BP’s renewables chief said the Asian Renewable Energy Hub (AREH) green hydrogen mega-project needed a lead partner with the oil supermajor’s scale and experience to take it forward – and told the industry to “stay tuned” for further similar deals.
“We are working on a couple more of these. Stay tuned, there is more to come,” Anja-Isabel Dotzenrath, the global energy giant’s executive vice president for gas & low carbon energy, told Recharge after it agreed to become the largest shareholder and operator of the $36bn AREH planned in Western Australia.
The AREH – one of the largest green hydrogen projects in the world at up to 26GW of wind and solar generation across 6,500 sq km – aims to supply power and renewable H2 for the energy-intensive mining sector in the Pilbara region and later underpin massive green ammonia exports to Asia.
BP paid an undisclosed sum for a 40.5% stake, joining former lead developer Intercontinental Energy, CWP Global and Macquarie in the giant project.
The AREH has been on the blocks for almost 10 years, starting life with a plan to export green power via an undersea cable to Indonesia before pivoting to focus on green fuels.
To get it moving into full-scale development needed an operator “with really extensive experience in construction and operation at this scale in a very remote location”, said Dotzenrath.
“You need someone as an operator with the ability to process molecules and manage all the related process safety aspects.”
BP’s vast global experience of fuel offtake and trading would also be crucial, Dotzenrath added.

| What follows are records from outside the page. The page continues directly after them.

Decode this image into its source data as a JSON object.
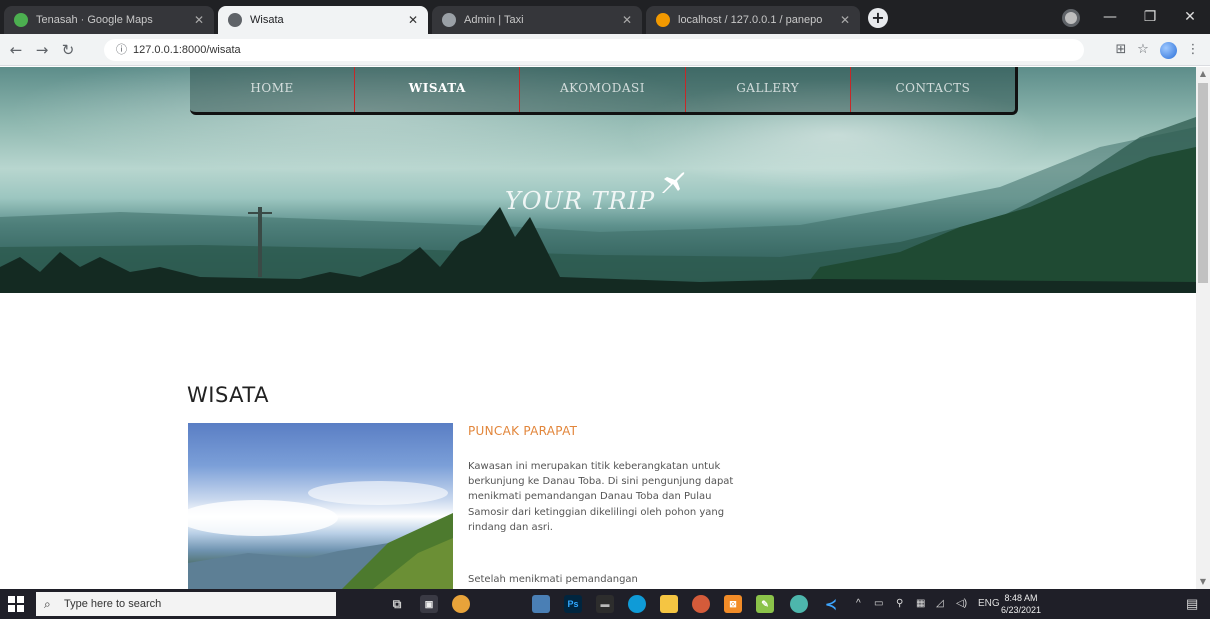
{
  "browser": {
    "tabs": [
      {
        "title": "Tenasah · Google Maps",
        "active": false,
        "favicon_color": "#4caf50"
      },
      {
        "title": "Wisata",
        "active": true,
        "favicon_color": "#5f6368"
      },
      {
        "title": "Admin | Taxi",
        "active": false,
        "favicon_color": "#9aa0a6"
      },
      {
        "title": "localhost / 127.0.0.1 / panepo",
        "active": false,
        "favicon_color": "#f29900"
      }
    ],
    "url": "127.0.0.1:8000/wisata"
  },
  "site": {
    "nav": [
      {
        "label": "HOME",
        "active": false
      },
      {
        "label": "WISATA",
        "active": true
      },
      {
        "label": "AKOMODASI",
        "active": false
      },
      {
        "label": "GALLERY",
        "active": false
      },
      {
        "label": "CONTACTS",
        "active": false
      }
    ],
    "brand": "YOUR TRIP"
  },
  "content": {
    "section_title": "WISATA",
    "card": {
      "title": "PUNCAK PARAPAT",
      "paragraph1": "Kawasan ini merupakan titik keberangkatan untuk berkunjung ke Danau Toba. Di sini pengunjung dapat menikmati pemandangan Danau Toba dan Pulau Samosir dari ketinggian dikelilingi oleh pohon yang rindang dan asri.",
      "paragraph2": "Setelah menikmati pemandangan"
    }
  },
  "taskbar": {
    "search_placeholder": "Type here to search",
    "language": "ENG",
    "time": "8:48 AM",
    "date": "6/23/2021"
  }
}
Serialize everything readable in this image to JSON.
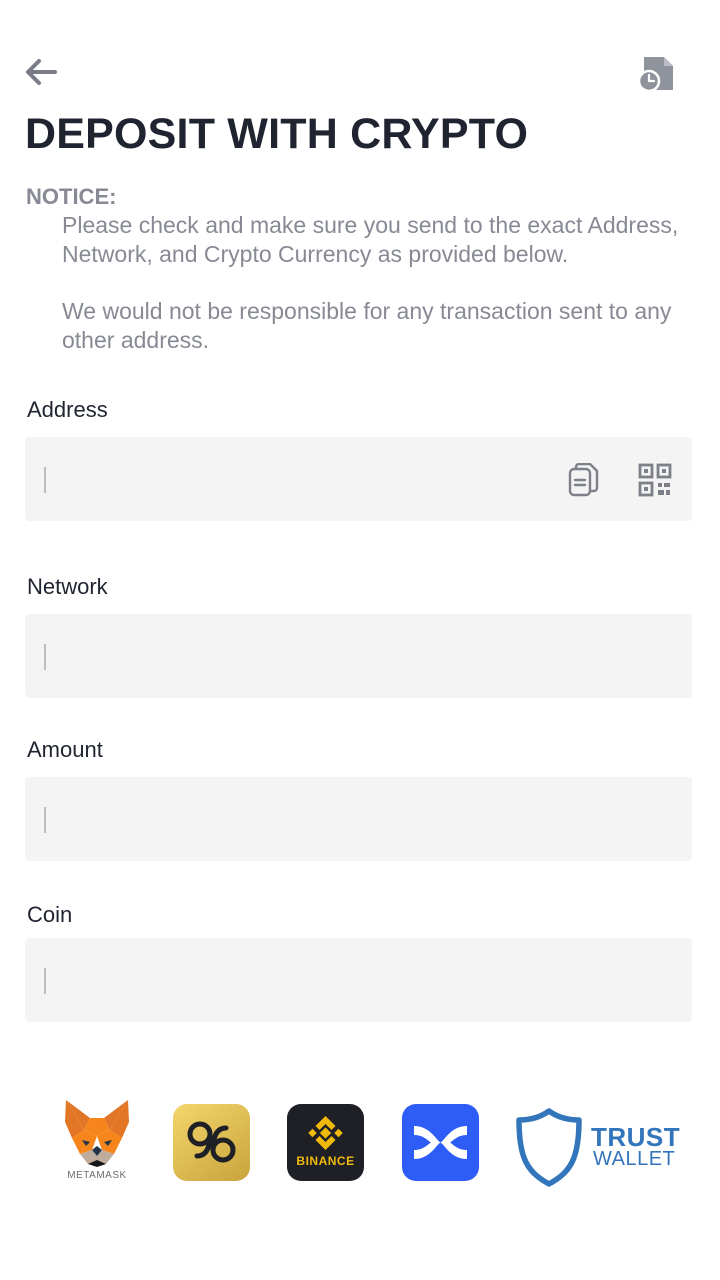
{
  "header": {
    "title": "DEPOSIT WITH CRYPTO",
    "back_icon": "arrow-left-icon",
    "history_icon": "document-history-icon"
  },
  "notice": {
    "title": "NOTICE:",
    "paragraph1": "Please check and make sure you send to the exact Address, Network, and Crypto Currency as provided below.",
    "paragraph2": "We would not be responsible for any transaction sent to any other address."
  },
  "form": {
    "address": {
      "label": "Address",
      "value": "",
      "copy_icon": "copy-icon",
      "qr_icon": "qr-code-icon"
    },
    "network": {
      "label": "Network",
      "value": ""
    },
    "amount": {
      "label": "Amount",
      "value": ""
    },
    "coin": {
      "label": "Coin",
      "value": ""
    }
  },
  "wallets": {
    "metamask_label": "METAMASK",
    "coin98_label": "98",
    "binance_label": "BINANCE",
    "trust_line1": "TRUST",
    "trust_line2": "WALLET"
  },
  "colors": {
    "title": "#1f2430",
    "notice": "#878a94",
    "field_bg": "#f4f4f4",
    "binance_yellow": "#f0b90b",
    "trust_blue": "#3375bb",
    "cross_blue": "#2d5cf6"
  }
}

She also claimed the project would benefit from “bringing someone in as an operator that is credible, that has a track record as a good local citizen” with a focus on local content, and can work with community stakeholders and government bodies.
The AREH will be taken forward in three phases to tap Pilbara's ultra-keen wind and solar resources, said Dotzenrath.
Phase one of about 4GW of wind and solar will be geared around renewable power production to supply regional mining operations. Phase two with about 6GW of power will be the first to produce green hydrogen, again for local mining decarbonisation, while the final third phase will seek to add massive capacity for green ammonia production and export.
Before BP’s involvement the project partners earmarked 2027 for a likely start of operations, but Dotzenrath declined to comment on when the first phase could be up and running.
She also said that the “orders of magnitude larger” scale of the AREH – which will need around 14GW of electrolysers as well as 26GW of wind and solar generation kit – would require a “strategic” relationship with the supply chain. “You cannot just issue an RFP [request for proposal] for that,” said Dotzenrath, flagging “a different approach committing to volume and a strategic approach to a [supply chain] market that is very constrained”.
Global wind giant Vestas previously held a small stake in the project but is not listed in the new shareholder structure cited by BP after its deal.
Asked if Vestas is still involved in the project as a supplier, Dotzenrath said: “We’ll see, it’s not decided yet”. Vestas has been approached for comment over its role in the AREH.
The AREH has faced several bumps in the road on its planning journey, most notably in June last year when Australia’s environment minister deemed it “clearly unacceptable” in terms of its impact on migratory birds.
Dotzenrath told Recharge: “There are environmental aspects which we absolutely need to address”, adding that BP and the other stakeholders are “working on a revised proposal to address the concerns which have been raised”.
A range of potential solutions such as curtailing wind turbines during migration periods are being looked at. “It’s work in progress, [and] requires a very strong collaboration with government and regulatory bodies,” she added.